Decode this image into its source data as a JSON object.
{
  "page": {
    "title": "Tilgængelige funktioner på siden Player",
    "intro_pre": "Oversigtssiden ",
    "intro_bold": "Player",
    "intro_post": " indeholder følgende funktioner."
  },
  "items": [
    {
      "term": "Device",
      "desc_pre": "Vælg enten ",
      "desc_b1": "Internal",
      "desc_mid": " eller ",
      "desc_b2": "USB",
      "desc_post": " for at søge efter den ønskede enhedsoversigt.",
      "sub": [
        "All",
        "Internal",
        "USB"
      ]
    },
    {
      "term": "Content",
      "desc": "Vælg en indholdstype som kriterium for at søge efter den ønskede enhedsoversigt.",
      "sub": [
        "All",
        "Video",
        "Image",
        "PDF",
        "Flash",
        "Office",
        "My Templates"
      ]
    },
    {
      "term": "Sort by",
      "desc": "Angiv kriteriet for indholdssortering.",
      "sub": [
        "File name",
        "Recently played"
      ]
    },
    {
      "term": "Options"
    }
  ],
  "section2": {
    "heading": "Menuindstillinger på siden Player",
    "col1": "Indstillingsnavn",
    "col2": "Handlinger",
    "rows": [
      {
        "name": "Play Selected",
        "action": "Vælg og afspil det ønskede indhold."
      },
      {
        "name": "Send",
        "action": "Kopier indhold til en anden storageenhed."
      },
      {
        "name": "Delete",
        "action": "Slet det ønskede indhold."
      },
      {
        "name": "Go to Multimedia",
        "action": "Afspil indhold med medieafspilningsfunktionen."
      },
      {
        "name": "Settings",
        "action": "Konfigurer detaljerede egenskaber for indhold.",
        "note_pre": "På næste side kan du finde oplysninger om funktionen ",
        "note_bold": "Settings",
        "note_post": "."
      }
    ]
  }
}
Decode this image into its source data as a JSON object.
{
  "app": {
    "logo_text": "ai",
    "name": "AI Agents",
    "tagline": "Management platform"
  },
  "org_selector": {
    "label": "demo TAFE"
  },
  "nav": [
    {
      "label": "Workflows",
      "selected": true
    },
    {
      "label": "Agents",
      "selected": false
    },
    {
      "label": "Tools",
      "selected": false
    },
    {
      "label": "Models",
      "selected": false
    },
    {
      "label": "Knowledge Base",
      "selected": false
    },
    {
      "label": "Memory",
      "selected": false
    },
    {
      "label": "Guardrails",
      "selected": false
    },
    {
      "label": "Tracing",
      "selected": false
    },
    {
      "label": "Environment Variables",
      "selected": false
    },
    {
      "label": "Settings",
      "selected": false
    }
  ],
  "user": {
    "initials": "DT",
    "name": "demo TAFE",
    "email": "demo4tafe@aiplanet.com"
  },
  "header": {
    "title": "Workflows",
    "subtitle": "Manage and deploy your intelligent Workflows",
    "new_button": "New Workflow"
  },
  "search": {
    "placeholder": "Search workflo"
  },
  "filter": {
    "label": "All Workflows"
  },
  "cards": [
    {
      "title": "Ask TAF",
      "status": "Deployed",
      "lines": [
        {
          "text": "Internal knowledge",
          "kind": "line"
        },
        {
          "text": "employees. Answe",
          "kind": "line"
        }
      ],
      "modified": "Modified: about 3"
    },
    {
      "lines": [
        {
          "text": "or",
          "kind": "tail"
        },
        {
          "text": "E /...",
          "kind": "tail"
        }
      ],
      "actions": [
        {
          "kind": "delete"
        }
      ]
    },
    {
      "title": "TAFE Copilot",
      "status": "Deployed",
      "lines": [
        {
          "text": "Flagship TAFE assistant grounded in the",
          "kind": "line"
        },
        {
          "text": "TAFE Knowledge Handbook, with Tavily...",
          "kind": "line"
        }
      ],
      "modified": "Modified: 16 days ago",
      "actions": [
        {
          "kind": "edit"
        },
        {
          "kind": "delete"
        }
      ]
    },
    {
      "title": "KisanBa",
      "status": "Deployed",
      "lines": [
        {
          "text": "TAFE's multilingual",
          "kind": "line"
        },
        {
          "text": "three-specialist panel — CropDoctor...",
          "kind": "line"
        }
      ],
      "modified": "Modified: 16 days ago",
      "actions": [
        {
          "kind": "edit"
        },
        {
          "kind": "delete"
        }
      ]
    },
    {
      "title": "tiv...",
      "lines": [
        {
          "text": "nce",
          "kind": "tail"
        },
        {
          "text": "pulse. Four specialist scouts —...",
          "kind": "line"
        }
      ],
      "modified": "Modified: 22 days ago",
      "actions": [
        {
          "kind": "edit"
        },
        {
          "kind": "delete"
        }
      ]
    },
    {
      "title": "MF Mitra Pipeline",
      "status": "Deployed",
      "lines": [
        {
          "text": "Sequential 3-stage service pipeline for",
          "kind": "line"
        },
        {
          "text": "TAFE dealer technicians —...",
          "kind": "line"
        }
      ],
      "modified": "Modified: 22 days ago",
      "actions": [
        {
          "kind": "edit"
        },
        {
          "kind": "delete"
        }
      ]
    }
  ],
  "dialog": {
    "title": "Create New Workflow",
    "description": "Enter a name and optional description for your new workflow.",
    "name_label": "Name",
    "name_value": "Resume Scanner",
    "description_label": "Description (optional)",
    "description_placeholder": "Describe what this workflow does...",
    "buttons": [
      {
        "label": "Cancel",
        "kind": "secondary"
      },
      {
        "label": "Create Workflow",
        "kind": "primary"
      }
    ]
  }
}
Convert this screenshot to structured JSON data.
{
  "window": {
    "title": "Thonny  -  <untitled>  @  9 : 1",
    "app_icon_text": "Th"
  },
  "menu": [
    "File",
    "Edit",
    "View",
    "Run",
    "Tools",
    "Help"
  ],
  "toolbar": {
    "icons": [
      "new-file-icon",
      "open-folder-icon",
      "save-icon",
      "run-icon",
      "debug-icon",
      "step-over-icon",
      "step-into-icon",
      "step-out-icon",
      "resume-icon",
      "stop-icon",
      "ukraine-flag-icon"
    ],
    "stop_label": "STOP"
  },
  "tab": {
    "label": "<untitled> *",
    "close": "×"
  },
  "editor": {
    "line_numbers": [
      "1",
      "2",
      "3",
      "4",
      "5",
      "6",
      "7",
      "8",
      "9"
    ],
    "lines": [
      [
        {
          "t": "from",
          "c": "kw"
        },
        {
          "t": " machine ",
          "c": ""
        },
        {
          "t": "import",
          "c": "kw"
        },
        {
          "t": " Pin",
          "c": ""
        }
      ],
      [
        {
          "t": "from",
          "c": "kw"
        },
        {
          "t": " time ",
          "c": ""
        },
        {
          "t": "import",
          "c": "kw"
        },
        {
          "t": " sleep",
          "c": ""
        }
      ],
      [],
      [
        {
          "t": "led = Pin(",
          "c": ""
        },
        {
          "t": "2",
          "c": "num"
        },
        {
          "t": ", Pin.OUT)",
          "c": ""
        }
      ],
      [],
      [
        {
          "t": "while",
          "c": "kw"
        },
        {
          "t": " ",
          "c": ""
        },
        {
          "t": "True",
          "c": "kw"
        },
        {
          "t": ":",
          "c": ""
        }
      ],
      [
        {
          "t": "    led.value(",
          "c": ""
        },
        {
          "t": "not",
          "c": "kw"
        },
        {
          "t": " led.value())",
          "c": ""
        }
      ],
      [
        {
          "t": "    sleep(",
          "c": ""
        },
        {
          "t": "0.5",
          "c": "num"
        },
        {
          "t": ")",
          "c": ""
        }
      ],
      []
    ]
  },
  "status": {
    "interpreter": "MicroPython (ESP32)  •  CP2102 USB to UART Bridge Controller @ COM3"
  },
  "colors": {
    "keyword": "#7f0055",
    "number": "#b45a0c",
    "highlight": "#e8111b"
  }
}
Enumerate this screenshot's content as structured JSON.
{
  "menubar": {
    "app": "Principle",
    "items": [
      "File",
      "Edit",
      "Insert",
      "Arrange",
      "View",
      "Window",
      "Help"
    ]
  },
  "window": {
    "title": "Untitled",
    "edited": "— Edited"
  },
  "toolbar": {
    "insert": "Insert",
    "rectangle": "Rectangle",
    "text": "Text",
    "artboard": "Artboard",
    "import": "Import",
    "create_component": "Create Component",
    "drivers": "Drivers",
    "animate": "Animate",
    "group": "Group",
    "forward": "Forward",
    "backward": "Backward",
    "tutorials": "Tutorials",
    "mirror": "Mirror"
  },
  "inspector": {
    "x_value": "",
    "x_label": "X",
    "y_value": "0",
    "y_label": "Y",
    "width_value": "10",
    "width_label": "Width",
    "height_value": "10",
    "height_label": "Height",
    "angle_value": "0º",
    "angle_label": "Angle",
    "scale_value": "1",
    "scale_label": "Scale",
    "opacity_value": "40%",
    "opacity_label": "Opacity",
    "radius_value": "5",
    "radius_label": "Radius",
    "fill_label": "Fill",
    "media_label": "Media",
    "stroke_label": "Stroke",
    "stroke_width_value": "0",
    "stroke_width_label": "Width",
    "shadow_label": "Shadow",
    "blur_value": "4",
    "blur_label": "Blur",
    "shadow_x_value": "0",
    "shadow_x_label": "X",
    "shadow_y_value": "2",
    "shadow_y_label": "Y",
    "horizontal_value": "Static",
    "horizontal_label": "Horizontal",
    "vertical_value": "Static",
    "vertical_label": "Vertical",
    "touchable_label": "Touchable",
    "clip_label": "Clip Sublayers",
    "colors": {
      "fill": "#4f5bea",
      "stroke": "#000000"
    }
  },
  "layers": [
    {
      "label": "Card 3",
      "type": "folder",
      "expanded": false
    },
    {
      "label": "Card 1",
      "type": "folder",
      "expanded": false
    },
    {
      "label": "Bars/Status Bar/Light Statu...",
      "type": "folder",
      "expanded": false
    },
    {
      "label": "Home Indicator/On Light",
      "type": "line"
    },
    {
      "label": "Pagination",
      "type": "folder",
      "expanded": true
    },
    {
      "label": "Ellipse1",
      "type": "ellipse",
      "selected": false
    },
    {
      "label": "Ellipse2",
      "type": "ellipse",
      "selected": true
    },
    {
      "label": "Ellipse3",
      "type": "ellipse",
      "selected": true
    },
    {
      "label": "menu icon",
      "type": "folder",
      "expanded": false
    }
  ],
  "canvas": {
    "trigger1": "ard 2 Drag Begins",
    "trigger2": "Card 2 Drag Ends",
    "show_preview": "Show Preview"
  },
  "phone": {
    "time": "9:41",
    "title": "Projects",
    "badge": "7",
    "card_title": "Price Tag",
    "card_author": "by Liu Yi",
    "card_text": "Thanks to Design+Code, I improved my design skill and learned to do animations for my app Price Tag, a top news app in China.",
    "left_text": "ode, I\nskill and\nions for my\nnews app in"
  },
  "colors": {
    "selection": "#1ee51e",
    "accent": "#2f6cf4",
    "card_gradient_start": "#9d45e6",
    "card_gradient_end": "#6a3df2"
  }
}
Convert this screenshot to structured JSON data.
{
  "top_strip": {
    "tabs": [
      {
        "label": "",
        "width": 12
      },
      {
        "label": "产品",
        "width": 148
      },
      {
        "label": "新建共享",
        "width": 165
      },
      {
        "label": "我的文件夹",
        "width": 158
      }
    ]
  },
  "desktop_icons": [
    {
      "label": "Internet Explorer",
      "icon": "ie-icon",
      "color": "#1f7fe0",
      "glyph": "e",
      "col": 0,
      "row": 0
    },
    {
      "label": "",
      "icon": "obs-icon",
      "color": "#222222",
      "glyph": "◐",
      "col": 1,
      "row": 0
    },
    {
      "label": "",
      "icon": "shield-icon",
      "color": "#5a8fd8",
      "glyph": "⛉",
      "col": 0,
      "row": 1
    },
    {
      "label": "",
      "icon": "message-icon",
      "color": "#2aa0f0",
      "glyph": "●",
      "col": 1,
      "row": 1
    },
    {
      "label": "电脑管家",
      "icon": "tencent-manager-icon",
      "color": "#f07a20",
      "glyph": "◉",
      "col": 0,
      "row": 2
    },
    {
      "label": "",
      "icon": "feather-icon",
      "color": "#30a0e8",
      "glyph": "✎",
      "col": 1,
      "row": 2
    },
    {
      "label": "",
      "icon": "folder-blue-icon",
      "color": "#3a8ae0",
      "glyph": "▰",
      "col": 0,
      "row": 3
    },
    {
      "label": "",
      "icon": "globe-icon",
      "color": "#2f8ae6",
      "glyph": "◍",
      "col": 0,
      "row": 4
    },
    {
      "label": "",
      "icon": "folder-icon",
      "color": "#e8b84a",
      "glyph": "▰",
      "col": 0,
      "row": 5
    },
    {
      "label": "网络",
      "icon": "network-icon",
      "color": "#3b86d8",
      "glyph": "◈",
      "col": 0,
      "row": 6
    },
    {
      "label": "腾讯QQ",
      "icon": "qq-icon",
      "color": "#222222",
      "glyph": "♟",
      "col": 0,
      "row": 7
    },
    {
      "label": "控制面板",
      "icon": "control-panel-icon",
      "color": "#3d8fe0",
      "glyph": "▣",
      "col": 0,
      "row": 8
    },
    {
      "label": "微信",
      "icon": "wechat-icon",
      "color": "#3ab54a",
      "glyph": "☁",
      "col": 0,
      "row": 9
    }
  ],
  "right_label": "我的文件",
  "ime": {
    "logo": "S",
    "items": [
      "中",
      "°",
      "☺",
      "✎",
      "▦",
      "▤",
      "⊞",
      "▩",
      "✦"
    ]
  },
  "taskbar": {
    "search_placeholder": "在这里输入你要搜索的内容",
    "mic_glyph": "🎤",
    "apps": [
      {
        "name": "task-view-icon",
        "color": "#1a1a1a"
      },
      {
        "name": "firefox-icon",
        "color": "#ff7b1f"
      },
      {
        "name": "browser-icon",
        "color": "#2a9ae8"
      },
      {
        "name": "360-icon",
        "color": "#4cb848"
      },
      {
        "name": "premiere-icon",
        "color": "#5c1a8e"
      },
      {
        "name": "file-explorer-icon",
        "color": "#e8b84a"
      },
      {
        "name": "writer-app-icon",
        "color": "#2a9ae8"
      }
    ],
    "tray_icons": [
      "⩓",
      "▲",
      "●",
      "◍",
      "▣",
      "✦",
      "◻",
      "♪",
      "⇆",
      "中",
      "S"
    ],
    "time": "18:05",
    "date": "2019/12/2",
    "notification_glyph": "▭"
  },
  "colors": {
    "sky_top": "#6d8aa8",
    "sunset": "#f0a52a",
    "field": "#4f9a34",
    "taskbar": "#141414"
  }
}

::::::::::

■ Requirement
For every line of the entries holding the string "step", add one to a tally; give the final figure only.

■ Written reply
3